"When I was 8 years of age, I was diagnosed with it," Holohan said on a recent edition of The MMA Hour (h/t Luke Thomas of MMA Fighting). "It's an extremely rare kind of thing," Holohan said on Monday's The MMA Hour. "It's called Factor XIII deficiency," he explained. "So, say you get cut and when the cut is healing, the clot doesn't form properly.

"One in 5 million people get it, so it's really rare."

It was during his treatment for a back injury that doctors discovered Factor XIII from his blood tests. Once doctors in the U.S. were notified, the UFC broke the news that he could no longer obtain a fighters license to compete at a professional level.

"This was just a normal thing to me," Holohan said. "The UFC informed me I wouldn't be able to get passed for a fight license, so what else do you do when you can't get a fight license? I had to retire. I'm grateful for what I got to do in the sport. I got to raise a lot of superstars that came up from the Irish circuit. I got to do an apprenticeship over a really good point in MMA in Ireland."

Holohan says the news has been devastating, and admits that hanging up the gloves for good felt like 'a death burial'.

"It doesn't feel real. It feels like a death burial," he explained. "That's what it feels like.

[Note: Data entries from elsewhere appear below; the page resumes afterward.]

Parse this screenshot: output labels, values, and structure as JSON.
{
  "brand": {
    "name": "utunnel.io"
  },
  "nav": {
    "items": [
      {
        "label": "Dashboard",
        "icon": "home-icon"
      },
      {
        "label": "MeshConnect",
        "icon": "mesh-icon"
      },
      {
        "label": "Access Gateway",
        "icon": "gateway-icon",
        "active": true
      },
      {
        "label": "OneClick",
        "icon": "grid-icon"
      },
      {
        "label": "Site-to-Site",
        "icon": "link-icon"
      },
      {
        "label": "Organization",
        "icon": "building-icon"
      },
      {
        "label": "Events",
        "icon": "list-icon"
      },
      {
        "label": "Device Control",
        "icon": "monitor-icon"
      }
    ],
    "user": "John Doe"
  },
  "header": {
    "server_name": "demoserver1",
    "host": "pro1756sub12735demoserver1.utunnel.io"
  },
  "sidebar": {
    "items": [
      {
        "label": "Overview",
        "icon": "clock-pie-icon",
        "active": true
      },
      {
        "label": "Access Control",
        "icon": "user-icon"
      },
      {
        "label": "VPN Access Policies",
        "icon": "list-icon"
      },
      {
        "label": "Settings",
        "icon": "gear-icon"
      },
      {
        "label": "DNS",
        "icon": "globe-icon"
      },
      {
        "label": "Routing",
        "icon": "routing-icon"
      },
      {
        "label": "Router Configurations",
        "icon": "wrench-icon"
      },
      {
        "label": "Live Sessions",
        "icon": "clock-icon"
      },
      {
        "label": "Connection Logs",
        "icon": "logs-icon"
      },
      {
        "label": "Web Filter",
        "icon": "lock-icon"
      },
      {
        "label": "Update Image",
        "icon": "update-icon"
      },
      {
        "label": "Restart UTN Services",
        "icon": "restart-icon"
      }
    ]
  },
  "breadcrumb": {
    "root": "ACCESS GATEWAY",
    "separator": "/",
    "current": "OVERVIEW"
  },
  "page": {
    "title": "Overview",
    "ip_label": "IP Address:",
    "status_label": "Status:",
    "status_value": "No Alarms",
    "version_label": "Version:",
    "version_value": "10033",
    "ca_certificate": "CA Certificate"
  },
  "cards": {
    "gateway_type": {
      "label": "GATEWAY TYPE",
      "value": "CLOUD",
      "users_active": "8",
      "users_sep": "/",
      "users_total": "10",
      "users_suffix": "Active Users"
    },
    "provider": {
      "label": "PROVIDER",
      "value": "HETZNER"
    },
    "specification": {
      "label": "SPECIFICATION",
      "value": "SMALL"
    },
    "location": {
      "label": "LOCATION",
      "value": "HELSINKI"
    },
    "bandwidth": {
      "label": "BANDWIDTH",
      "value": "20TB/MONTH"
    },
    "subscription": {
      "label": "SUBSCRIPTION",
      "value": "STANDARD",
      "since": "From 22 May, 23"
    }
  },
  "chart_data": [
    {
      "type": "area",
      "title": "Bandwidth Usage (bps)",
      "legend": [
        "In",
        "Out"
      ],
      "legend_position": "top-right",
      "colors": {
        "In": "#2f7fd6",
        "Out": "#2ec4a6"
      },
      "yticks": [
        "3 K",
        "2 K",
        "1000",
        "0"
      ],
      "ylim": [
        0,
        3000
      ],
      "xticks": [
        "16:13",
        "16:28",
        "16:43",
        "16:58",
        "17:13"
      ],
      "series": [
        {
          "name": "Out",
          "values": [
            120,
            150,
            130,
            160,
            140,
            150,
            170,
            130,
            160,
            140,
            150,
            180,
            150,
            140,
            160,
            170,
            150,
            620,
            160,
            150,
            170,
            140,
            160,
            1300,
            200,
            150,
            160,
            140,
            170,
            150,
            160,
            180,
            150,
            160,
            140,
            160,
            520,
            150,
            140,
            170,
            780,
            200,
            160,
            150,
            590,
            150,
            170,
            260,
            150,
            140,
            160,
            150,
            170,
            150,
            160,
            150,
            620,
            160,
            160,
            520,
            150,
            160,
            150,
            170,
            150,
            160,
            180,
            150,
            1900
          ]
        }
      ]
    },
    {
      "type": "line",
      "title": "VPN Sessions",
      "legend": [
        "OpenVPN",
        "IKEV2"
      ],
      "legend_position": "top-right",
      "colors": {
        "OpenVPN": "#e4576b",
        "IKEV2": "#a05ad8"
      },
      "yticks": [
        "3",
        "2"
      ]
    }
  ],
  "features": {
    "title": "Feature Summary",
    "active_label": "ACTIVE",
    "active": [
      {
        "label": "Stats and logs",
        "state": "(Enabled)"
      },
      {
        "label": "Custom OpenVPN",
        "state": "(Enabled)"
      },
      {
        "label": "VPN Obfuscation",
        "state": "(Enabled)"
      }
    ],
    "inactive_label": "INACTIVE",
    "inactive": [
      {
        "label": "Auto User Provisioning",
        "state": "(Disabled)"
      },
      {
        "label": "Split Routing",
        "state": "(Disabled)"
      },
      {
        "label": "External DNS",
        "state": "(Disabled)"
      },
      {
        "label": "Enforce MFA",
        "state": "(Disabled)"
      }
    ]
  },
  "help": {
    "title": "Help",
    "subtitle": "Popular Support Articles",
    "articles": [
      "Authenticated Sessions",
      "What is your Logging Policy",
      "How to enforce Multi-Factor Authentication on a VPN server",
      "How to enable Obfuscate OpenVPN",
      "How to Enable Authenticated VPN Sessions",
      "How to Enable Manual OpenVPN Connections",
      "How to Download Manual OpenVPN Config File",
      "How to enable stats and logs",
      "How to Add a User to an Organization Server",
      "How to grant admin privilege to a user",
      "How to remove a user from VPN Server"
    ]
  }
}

It feels like a death. Even the whole last week when I was in Iceland, it was so relaxing and so nice. I was still training in Iceland, keeping my head nice and clear. That's what I will continue to do. It just feels like my hands are tied now with, I didn't know the situation with this was as serious as it is."

The proud Irishman went beyond his physical limitations and made it into the UFC, stringing three wins together in the promotion and retiring with a respectable record of 12-2.